─── DATA FOR REVIEW

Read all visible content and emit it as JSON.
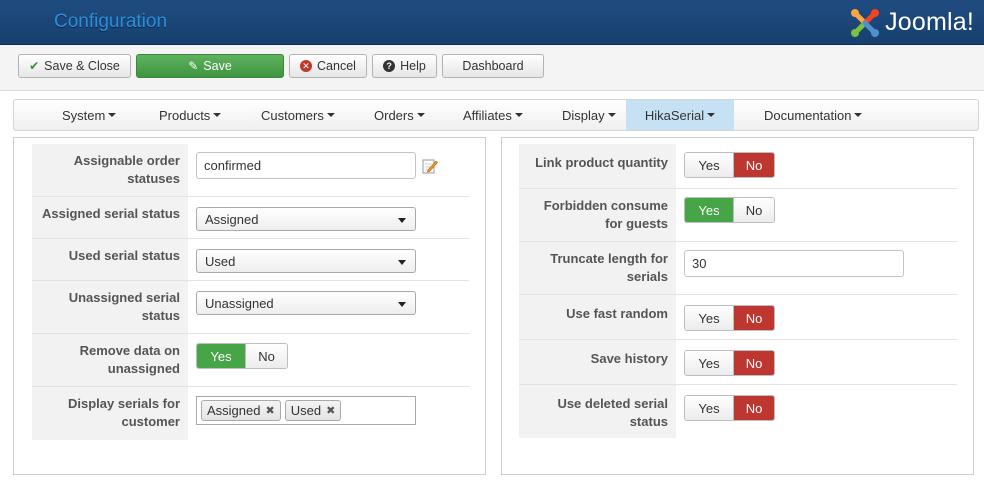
{
  "header": {
    "title": "Configuration",
    "brand": "Joomla!"
  },
  "toolbar": {
    "save_close": "Save & Close",
    "save": "Save",
    "cancel": "Cancel",
    "help": "Help",
    "dashboard": "Dashboard"
  },
  "menu": {
    "items": [
      {
        "label": "System"
      },
      {
        "label": "Products"
      },
      {
        "label": "Customers"
      },
      {
        "label": "Orders"
      },
      {
        "label": "Affiliates"
      },
      {
        "label": "Display"
      },
      {
        "label": "HikaSerial",
        "active": true
      },
      {
        "label": "Documentation"
      }
    ]
  },
  "left": {
    "assignable": {
      "label": "Assignable order statuses",
      "value": "confirmed"
    },
    "assigned": {
      "label": "Assigned serial status",
      "value": "Assigned"
    },
    "used": {
      "label": "Used serial status",
      "value": "Used"
    },
    "unassigned": {
      "label": "Unassigned serial status",
      "value": "Unassigned"
    },
    "remove": {
      "label": "Remove data on unassigned",
      "yes": "Yes",
      "no": "No",
      "selected": "Yes"
    },
    "display": {
      "label": "Display serials for customer",
      "tags": [
        "Assigned",
        "Used"
      ]
    }
  },
  "right": {
    "link_qty": {
      "label": "Link product quantity",
      "yes": "Yes",
      "no": "No",
      "selected": "No"
    },
    "forbidden": {
      "label": "Forbidden consume for guests",
      "yes": "Yes",
      "no": "No",
      "selected": "Yes"
    },
    "truncate": {
      "label": "Truncate length for serials",
      "value": "30"
    },
    "fast_random": {
      "label": "Use fast random",
      "yes": "Yes",
      "no": "No",
      "selected": "No"
    },
    "save_history": {
      "label": "Save history",
      "yes": "Yes",
      "no": "No",
      "selected": "No"
    },
    "deleted_status": {
      "label": "Use deleted serial status",
      "yes": "Yes",
      "no": "No",
      "selected": "No"
    }
  },
  "colors": {
    "header_bg": "#1f4c80",
    "title": "#2a8fd8",
    "yes_active": "#46a546",
    "no_active": "#bd362f",
    "menu_active": "#c5e1f3"
  }
}
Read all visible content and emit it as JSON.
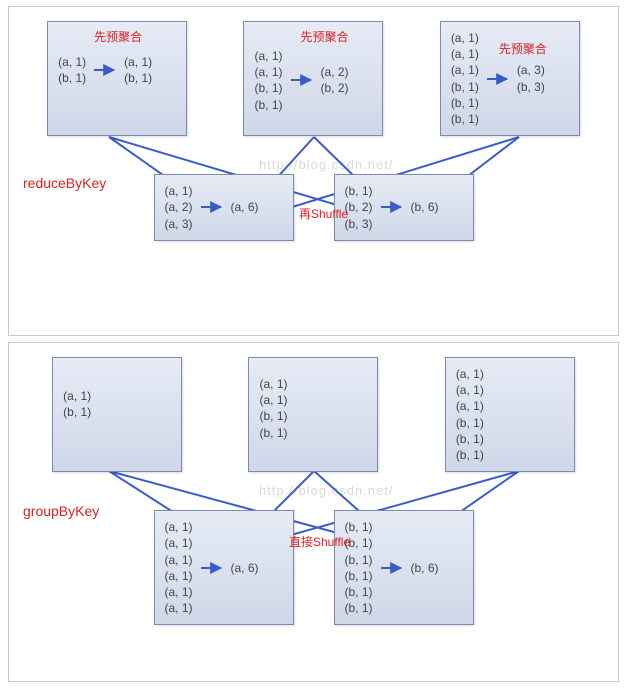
{
  "watermark": "http://blog.csdn.net/",
  "reduceByKey": {
    "title": "reduceByKey",
    "pre_label": "先预聚合",
    "shuffle_label": "再Shuffle",
    "top": [
      {
        "in": [
          "(a, 1)",
          "(b, 1)"
        ],
        "out": [
          "(a, 1)",
          "(b, 1)"
        ]
      },
      {
        "in": [
          "(a, 1)",
          "(a, 1)",
          "(b, 1)",
          "(b, 1)"
        ],
        "out": [
          "(a, 2)",
          "(b, 2)"
        ]
      },
      {
        "in": [
          "(a, 1)",
          "(a, 1)",
          "(a, 1)",
          "(b, 1)",
          "(b, 1)",
          "(b, 1)"
        ],
        "out": [
          "(a, 3)",
          "(b, 3)"
        ]
      }
    ],
    "bottom": [
      {
        "in": [
          "(a, 1)",
          "(a, 2)",
          "(a, 3)"
        ],
        "out": "(a, 6)"
      },
      {
        "in": [
          "(b, 1)",
          "(b, 2)",
          "(b, 3)"
        ],
        "out": "(b, 6)"
      }
    ]
  },
  "groupByKey": {
    "title": "groupByKey",
    "shuffle_label": "直接Shuffle",
    "top": [
      [
        "(a, 1)",
        "(b, 1)"
      ],
      [
        "(a, 1)",
        "(a, 1)",
        "(b, 1)",
        "(b, 1)"
      ],
      [
        "(a, 1)",
        "(a, 1)",
        "(a, 1)",
        "(b, 1)",
        "(b, 1)",
        "(b, 1)"
      ]
    ],
    "bottom": [
      {
        "in": [
          "(a, 1)",
          "(a, 1)",
          "(a, 1)",
          "(a, 1)",
          "(a, 1)",
          "(a, 1)"
        ],
        "out": "(a, 6)"
      },
      {
        "in": [
          "(b, 1)",
          "(b, 1)",
          "(b, 1)",
          "(b, 1)",
          "(b, 1)",
          "(b, 1)"
        ],
        "out": "(b, 6)"
      }
    ]
  },
  "chart_data": [
    {
      "type": "diagram",
      "title": "reduceByKey",
      "annotations": [
        "先预聚合",
        "再Shuffle"
      ],
      "mappers": [
        {
          "input": [
            [
              "a",
              1
            ],
            [
              "b",
              1
            ]
          ],
          "combined": [
            [
              "a",
              1
            ],
            [
              "b",
              1
            ]
          ]
        },
        {
          "input": [
            [
              "a",
              1
            ],
            [
              "a",
              1
            ],
            [
              "b",
              1
            ],
            [
              "b",
              1
            ]
          ],
          "combined": [
            [
              "a",
              2
            ],
            [
              "b",
              2
            ]
          ]
        },
        {
          "input": [
            [
              "a",
              1
            ],
            [
              "a",
              1
            ],
            [
              "a",
              1
            ],
            [
              "b",
              1
            ],
            [
              "b",
              1
            ],
            [
              "b",
              1
            ]
          ],
          "combined": [
            [
              "a",
              3
            ],
            [
              "b",
              3
            ]
          ]
        }
      ],
      "reducers": [
        {
          "inputs": [
            [
              "a",
              1
            ],
            [
              "a",
              2
            ],
            [
              "a",
              3
            ]
          ],
          "output": [
            "a",
            6
          ]
        },
        {
          "inputs": [
            [
              "b",
              1
            ],
            [
              "b",
              2
            ],
            [
              "b",
              3
            ]
          ],
          "output": [
            "b",
            6
          ]
        }
      ]
    },
    {
      "type": "diagram",
      "title": "groupByKey",
      "annotations": [
        "直接Shuffle"
      ],
      "mappers": [
        {
          "input": [
            [
              "a",
              1
            ],
            [
              "b",
              1
            ]
          ]
        },
        {
          "input": [
            [
              "a",
              1
            ],
            [
              "a",
              1
            ],
            [
              "b",
              1
            ],
            [
              "b",
              1
            ]
          ]
        },
        {
          "input": [
            [
              "a",
              1
            ],
            [
              "a",
              1
            ],
            [
              "a",
              1
            ],
            [
              "b",
              1
            ],
            [
              "b",
              1
            ],
            [
              "b",
              1
            ]
          ]
        }
      ],
      "reducers": [
        {
          "inputs": [
            [
              "a",
              1
            ],
            [
              "a",
              1
            ],
            [
              "a",
              1
            ],
            [
              "a",
              1
            ],
            [
              "a",
              1
            ],
            [
              "a",
              1
            ]
          ],
          "output": [
            "a",
            6
          ]
        },
        {
          "inputs": [
            [
              "b",
              1
            ],
            [
              "b",
              1
            ],
            [
              "b",
              1
            ],
            [
              "b",
              1
            ],
            [
              "b",
              1
            ],
            [
              "b",
              1
            ]
          ],
          "output": [
            "b",
            6
          ]
        }
      ]
    }
  ]
}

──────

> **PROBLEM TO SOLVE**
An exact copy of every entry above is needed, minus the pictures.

> **EXERCISE OUTPUT**
Read all visible content and emit it as JSON.
{
  "header": {
    "title": "Configuration",
    "brand": "Joomla!"
  },
  "toolbar": {
    "save_close": "Save & Close",
    "save": "Save",
    "cancel": "Cancel",
    "help": "Help",
    "dashboard": "Dashboard"
  },
  "menu": {
    "items": [
      {
        "label": "System"
      },
      {
        "label": "Products"
      },
      {
        "label": "Customers"
      },
      {
        "label": "Orders"
      },
      {
        "label": "Affiliates"
      },
      {
        "label": "Display"
      },
      {
        "label": "HikaSerial",
        "active": true
      },
      {
        "label": "Documentation"
      }
    ]
  },
  "left": {
    "assignable": {
      "label": "Assignable order statuses",
      "value": "confirmed"
    },
    "assigned": {
      "label": "Assigned serial status",
      "value": "Assigned"
    },
    "used": {
      "label": "Used serial status",
      "value": "Used"
    },
    "unassigned": {
      "label": "Unassigned serial status",
      "value": "Unassigned"
    },
    "remove": {
      "label": "Remove data on unassigned",
      "yes": "Yes",
      "no": "No",
      "selected": "Yes"
    },
    "display": {
      "label": "Display serials for customer",
      "tags": [
        "Assigned",
        "Used"
      ]
    }
  },
  "right": {
    "link_qty": {
      "label": "Link product quantity",
      "yes": "Yes",
      "no": "No",
      "selected": "No"
    },
    "forbidden": {
      "label": "Forbidden consume for guests",
      "yes": "Yes",
      "no": "No",
      "selected": "Yes"
    },
    "truncate": {
      "label": "Truncate length for serials",
      "value": "30"
    },
    "fast_random": {
      "label": "Use fast random",
      "yes": "Yes",
      "no": "No",
      "selected": "No"
    },
    "save_history": {
      "label": "Save history",
      "yes": "Yes",
      "no": "No",
      "selected": "No"
    },
    "deleted_status": {
      "label": "Use deleted serial status",
      "yes": "Yes",
      "no": "No",
      "selected": "No"
    }
  },
  "colors": {
    "header_bg": "#1f4c80",
    "title": "#2a8fd8",
    "yes_active": "#46a546",
    "no_active": "#bd362f",
    "menu_active": "#c5e1f3"
  }
}
Read all visible content and emit it as JSON.
{
  "watermark": "http://blog.csdn.net/",
  "reduceByKey": {
    "title": "reduceByKey",
    "pre_label": "先预聚合",
    "shuffle_label": "再Shuffle",
    "top": [
      {
        "in": [
          "(a, 1)",
          "(b, 1)"
        ],
        "out": [
          "(a, 1)",
          "(b, 1)"
        ]
      },
      {
        "in": [
          "(a, 1)",
          "(a, 1)",
          "(b, 1)",
          "(b, 1)"
        ],
        "out": [
          "(a, 2)",
          "(b, 2)"
        ]
      },
      {
        "in": [
          "(a, 1)",
          "(a, 1)",
          "(a, 1)",
          "(b, 1)",
          "(b, 1)",
          "(b, 1)"
        ],
        "out": [
          "(a, 3)",
          "(b, 3)"
        ]
      }
    ],
    "bottom": [
      {
        "in": [
          "(a, 1)",
          "(a, 2)",
          "(a, 3)"
        ],
        "out": "(a, 6)"
      },
      {
        "in": [
          "(b, 1)",
          "(b, 2)",
          "(b, 3)"
        ],
        "out": "(b, 6)"
      }
    ]
  },
  "groupByKey": {
    "title": "groupByKey",
    "shuffle_label": "直接Shuffle",
    "top": [
      [
        "(a, 1)",
        "(b, 1)"
      ],
      [
        "(a, 1)",
        "(a, 1)",
        "(b, 1)",
        "(b, 1)"
      ],
      [
        "(a, 1)",
        "(a, 1)",
        "(a, 1)",
        "(b, 1)",
        "(b, 1)",
        "(b, 1)"
      ]
    ],
    "bottom": [
      {
        "in": [
          "(a, 1)",
          "(a, 1)",
          "(a, 1)",
          "(a, 1)",
          "(a, 1)",
          "(a, 1)"
        ],
        "out": "(a, 6)"
      },
      {
        "in": [
          "(b, 1)",
          "(b, 1)",
          "(b, 1)",
          "(b, 1)",
          "(b, 1)",
          "(b, 1)"
        ],
        "out": "(b, 6)"
      }
    ]
  },
  "chart_data": [
    {
      "type": "diagram",
      "title": "reduceByKey",
      "annotations": [
        "先预聚合",
        "再Shuffle"
      ],
      "mappers": [
        {
          "input": [
            [
              "a",
              1
            ],
            [
              "b",
              1
            ]
          ],
          "combined": [
            [
              "a",
              1
            ],
            [
              "b",
              1
            ]
          ]
        },
        {
          "input": [
            [
              "a",
              1
            ],
            [
              "a",
              1
            ],
            [
              "b",
              1
            ],
            [
              "b",
              1
            ]
          ],
          "combined": [
            [
              "a",
              2
            ],
            [
              "b",
              2
            ]
          ]
        },
        {
          "input": [
            [
              "a",
              1
            ],
            [
              "a",
              1
            ],
            [
              "a",
              1
            ],
            [
              "b",
              1
            ],
            [
              "b",
              1
            ],
            [
              "b",
              1
            ]
          ],
          "combined": [
            [
              "a",
              3
            ],
            [
              "b",
              3
            ]
          ]
        }
      ],
      "reducers": [
        {
          "inputs": [
            [
              "a",
              1
            ],
            [
              "a",
              2
            ],
            [
              "a",
              3
            ]
          ],
          "output": [
            "a",
            6
          ]
        },
        {
          "inputs": [
            [
              "b",
              1
            ],
            [
              "b",
              2
            ],
            [
              "b",
              3
            ]
          ],
          "output": [
            "b",
            6
          ]
        }
      ]
    },
    {
      "type": "diagram",
      "title": "groupByKey",
      "annotations": [
        "直接Shuffle"
      ],
      "mappers": [
        {
          "input": [
            [
              "a",
              1
            ],
            [
              "b",
              1
            ]
          ]
        },
        {
          "input": [
            [
              "a",
              1
            ],
            [
              "a",
              1
            ],
            [
              "b",
              1
            ],
            [
              "b",
              1
            ]
          ]
        },
        {
          "input": [
            [
              "a",
              1
            ],
            [
              "a",
              1
            ],
            [
              "a",
              1
            ],
            [
              "b",
              1
            ],
            [
              "b",
              1
            ],
            [
              "b",
              1
            ]
          ]
        }
      ],
      "reducers": [
        {
          "inputs": [
            [
              "a",
              1
            ],
            [
              "a",
              1
            ],
            [
              "a",
              1
            ],
            [
              "a",
              1
            ],
            [
              "a",
              1
            ],
            [
              "a",
              1
            ]
          ],
          "output": [
            "a",
            6
          ]
        },
        {
          "inputs": [
            [
              "b",
              1
            ],
            [
              "b",
              1
            ],
            [
              "b",
              1
            ],
            [
              "b",
              1
            ],
            [
              "b",
              1
            ],
            [
              "b",
              1
            ]
          ],
          "output": [
            "b",
            6
          ]
        }
      ]
    }
  ]
}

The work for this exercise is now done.